Supplied data section start

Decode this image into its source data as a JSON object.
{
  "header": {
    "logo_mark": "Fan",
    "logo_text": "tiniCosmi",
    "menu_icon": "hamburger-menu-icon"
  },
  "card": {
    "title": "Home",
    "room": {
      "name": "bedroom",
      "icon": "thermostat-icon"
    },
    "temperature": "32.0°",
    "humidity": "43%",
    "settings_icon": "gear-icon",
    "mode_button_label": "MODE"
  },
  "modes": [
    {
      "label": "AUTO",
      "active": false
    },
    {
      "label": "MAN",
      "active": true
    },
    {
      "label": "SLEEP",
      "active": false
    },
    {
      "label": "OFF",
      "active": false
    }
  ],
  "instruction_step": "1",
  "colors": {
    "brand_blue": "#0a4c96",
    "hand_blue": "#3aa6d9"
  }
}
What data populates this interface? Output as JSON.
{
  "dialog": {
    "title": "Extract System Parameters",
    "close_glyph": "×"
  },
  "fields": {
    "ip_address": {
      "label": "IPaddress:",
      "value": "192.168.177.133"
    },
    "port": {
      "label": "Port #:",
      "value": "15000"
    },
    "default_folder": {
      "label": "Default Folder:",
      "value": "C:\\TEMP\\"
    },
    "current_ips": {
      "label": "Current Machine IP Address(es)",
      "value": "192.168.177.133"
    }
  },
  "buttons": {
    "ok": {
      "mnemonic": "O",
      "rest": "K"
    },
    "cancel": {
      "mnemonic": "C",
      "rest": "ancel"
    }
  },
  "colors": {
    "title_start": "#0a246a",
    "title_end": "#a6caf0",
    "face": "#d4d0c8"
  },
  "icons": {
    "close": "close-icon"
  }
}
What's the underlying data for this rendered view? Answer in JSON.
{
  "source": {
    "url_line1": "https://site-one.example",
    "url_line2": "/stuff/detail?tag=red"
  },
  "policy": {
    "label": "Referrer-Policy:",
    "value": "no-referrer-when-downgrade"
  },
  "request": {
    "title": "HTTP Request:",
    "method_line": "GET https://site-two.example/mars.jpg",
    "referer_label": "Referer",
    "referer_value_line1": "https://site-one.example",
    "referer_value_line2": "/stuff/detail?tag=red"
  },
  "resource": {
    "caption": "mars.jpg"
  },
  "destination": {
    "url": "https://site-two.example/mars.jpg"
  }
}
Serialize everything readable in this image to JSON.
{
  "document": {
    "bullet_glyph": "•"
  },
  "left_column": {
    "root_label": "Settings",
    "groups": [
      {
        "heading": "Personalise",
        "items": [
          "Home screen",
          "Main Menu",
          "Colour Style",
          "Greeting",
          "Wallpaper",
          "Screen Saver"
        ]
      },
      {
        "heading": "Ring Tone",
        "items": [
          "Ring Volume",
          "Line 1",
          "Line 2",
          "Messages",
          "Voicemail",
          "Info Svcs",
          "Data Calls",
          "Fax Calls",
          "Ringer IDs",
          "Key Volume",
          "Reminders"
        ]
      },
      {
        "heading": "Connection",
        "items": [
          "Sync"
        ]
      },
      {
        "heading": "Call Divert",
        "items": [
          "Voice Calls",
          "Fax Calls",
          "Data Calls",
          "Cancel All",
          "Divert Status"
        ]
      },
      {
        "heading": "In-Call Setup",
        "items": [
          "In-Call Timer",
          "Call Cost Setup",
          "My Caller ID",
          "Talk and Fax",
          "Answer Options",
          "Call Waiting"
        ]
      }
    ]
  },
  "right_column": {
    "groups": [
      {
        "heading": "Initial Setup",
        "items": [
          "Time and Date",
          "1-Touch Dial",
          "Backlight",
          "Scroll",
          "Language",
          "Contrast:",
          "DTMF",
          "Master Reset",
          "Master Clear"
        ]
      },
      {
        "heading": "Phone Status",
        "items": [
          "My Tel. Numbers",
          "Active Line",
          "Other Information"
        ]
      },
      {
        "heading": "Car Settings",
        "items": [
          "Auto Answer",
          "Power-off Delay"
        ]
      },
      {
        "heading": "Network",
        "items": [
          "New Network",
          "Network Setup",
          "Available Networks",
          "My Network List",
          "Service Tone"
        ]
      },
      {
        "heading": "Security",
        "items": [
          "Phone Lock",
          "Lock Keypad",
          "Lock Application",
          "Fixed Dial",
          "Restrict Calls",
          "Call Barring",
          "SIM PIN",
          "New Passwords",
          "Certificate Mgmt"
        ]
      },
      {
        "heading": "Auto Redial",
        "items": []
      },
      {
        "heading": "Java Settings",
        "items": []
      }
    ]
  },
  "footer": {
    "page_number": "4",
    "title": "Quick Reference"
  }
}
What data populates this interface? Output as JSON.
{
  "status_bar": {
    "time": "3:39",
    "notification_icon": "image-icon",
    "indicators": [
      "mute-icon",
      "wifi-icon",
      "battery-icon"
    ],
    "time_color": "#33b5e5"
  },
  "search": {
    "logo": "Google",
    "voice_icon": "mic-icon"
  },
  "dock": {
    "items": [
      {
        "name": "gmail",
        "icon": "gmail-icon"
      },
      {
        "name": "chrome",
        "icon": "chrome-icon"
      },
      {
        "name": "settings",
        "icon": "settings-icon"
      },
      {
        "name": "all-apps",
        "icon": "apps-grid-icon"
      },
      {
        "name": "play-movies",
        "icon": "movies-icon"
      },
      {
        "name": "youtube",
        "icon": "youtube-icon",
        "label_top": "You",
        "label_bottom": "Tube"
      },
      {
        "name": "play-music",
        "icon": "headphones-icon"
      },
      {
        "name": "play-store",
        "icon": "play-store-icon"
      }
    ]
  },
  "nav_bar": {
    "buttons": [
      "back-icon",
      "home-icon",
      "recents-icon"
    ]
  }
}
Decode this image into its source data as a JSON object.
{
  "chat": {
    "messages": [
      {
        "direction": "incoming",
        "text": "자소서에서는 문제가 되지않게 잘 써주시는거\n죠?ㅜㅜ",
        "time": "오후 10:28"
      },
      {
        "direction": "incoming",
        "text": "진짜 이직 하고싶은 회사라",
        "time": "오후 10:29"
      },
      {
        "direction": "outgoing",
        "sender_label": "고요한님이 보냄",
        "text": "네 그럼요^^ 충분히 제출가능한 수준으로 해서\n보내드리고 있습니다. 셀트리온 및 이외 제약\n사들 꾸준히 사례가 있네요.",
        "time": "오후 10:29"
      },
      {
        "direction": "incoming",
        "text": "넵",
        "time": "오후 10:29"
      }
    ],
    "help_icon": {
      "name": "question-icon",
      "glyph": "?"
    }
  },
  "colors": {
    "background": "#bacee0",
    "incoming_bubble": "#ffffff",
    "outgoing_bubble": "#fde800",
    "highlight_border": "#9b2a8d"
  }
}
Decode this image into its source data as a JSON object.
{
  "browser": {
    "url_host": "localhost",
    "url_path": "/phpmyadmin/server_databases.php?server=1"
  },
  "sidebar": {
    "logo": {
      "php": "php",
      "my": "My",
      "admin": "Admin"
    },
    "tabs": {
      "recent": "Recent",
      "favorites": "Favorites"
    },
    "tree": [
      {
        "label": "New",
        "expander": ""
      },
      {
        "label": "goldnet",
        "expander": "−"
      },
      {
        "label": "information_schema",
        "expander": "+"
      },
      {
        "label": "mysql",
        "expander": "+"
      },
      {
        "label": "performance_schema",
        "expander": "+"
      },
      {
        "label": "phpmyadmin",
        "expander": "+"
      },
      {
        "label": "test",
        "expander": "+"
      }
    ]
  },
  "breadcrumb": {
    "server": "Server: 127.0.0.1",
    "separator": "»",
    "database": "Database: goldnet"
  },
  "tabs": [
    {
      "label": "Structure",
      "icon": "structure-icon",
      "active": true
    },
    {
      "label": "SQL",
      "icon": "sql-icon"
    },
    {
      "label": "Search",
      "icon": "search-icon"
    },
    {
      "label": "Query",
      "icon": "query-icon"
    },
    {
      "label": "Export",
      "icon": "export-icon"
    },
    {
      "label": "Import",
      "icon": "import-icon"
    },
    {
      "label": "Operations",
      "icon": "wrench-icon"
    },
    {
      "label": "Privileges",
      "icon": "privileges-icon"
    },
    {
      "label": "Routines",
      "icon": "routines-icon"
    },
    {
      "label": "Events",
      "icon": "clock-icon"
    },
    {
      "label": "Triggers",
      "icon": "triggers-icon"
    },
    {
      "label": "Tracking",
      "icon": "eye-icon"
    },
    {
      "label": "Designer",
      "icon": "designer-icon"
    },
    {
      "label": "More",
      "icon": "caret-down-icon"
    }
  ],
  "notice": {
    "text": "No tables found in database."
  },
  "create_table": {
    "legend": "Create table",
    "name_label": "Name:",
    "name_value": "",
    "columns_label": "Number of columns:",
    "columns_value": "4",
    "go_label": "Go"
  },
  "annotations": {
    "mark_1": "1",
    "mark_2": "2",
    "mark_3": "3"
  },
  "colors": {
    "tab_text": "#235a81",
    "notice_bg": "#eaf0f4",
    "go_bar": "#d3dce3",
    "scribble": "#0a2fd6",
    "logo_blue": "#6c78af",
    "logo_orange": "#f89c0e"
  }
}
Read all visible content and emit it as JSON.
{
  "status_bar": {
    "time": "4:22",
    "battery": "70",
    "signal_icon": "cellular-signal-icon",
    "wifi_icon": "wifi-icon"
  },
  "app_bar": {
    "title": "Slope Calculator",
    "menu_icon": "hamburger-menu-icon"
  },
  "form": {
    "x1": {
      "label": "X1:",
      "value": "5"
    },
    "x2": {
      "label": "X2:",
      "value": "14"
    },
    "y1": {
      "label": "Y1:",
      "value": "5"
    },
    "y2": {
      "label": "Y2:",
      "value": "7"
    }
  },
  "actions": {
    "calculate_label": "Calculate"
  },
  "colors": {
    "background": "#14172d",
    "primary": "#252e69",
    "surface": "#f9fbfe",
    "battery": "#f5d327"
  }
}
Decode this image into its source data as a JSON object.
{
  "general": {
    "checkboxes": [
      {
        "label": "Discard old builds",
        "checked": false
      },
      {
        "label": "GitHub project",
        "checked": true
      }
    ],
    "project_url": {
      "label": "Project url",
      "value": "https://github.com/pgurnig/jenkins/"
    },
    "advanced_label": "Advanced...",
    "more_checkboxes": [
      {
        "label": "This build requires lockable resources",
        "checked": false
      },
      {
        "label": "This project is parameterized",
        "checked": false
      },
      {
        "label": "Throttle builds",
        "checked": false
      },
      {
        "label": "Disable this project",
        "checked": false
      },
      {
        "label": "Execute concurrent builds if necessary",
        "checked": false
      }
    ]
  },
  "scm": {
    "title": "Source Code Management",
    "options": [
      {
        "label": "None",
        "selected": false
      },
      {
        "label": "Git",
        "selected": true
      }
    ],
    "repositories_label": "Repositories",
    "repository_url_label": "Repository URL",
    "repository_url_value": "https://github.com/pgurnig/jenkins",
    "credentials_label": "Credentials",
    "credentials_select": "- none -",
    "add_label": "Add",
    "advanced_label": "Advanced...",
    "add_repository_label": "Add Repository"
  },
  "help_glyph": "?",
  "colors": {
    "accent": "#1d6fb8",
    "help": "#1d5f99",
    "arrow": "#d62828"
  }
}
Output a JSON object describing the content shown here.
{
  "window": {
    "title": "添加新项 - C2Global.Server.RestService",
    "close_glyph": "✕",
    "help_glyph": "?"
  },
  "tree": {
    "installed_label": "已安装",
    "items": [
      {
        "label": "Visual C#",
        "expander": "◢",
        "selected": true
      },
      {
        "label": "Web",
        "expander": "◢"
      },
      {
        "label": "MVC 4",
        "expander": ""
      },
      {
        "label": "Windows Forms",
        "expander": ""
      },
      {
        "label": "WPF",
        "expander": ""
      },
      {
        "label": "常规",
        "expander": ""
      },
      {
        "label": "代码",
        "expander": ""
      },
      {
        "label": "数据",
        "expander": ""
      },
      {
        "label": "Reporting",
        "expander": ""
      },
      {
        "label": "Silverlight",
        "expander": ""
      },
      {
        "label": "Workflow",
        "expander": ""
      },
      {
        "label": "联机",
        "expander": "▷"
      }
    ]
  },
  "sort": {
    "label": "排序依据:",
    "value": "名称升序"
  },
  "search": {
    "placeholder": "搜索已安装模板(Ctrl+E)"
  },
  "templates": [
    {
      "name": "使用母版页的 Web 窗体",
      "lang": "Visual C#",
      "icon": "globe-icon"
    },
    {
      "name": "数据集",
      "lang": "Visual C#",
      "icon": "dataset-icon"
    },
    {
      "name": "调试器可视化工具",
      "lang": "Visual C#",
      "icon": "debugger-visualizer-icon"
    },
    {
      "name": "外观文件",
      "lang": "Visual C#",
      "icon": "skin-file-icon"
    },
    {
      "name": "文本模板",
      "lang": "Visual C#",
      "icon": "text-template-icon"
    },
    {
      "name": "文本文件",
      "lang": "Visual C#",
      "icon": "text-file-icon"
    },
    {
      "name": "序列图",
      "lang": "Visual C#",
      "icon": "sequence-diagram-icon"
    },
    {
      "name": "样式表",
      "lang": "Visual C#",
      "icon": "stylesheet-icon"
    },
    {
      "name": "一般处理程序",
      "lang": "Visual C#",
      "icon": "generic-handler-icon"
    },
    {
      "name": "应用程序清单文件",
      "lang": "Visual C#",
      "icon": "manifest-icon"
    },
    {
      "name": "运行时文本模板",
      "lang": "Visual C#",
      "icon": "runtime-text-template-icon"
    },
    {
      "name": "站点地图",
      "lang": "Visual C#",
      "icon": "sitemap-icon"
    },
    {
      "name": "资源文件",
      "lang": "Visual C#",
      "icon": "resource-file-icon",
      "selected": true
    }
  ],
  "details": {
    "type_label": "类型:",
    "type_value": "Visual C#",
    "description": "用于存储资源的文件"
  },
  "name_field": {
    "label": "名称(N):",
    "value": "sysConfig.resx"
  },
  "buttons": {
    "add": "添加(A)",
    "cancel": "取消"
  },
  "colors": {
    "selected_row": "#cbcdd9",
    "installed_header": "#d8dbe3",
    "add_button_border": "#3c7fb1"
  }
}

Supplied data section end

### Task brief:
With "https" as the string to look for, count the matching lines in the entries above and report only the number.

### Output for this task:
6